Lamar Ferrell Chevrolet Inc., a dealership operating as Superior Chevrolet in Decatur, Ga., paid an employee $7,880 after wrongly denying a paid leave request under the Emergency Family and Medical Leave Expansion Act, the U.S. Department of Labor's Wage and Hour Division announced Tuesday.
The denial violated the requirements of the Families First Coronavirus Response Act, the department's statement said. That act and the emergency leave act were passed by Congress this spring to offer employees added protections during the pandemic. The Families First Coronavirus Response Act gives workers up to two weeks of leave at their regular pay, and the Emergency Family and Medical Leave Expansion Act offers an additional 10 weeks of leave at a reduced rate of pay.

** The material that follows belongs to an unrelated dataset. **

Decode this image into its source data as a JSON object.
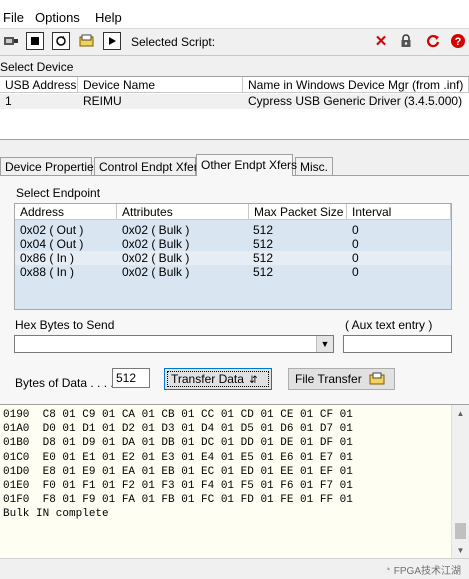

The Superior Chevrolet employee, who was not named, had sought the leave to care for a child whose day care had closed because of the pandemic, the statement said. The employee took the time off despite the denial of the leave request.
"The U.S. Department of Labor is protecting the American workforce during the coronavirus pandemic by ensuring employers comply with all of the requirements of the Families First Coronavirus Response Act," Wage and Hour Regional Administrator Juan Coria said in the statement.
A dealership spokesman told Automotive News that the business was contacted by the Department of Labor and subsequently paid the employee for the time off.
The employee from Superior Chevrolet, which is in suburban Atlanta, told Decaturish, a local news publication, that a follow-up from the Department of Labor found no other violations.
In the department's statement, Coria said, "These protections benefit workers and employers alike. We encourage employers with questions about their responsibilities to reach out to us for information."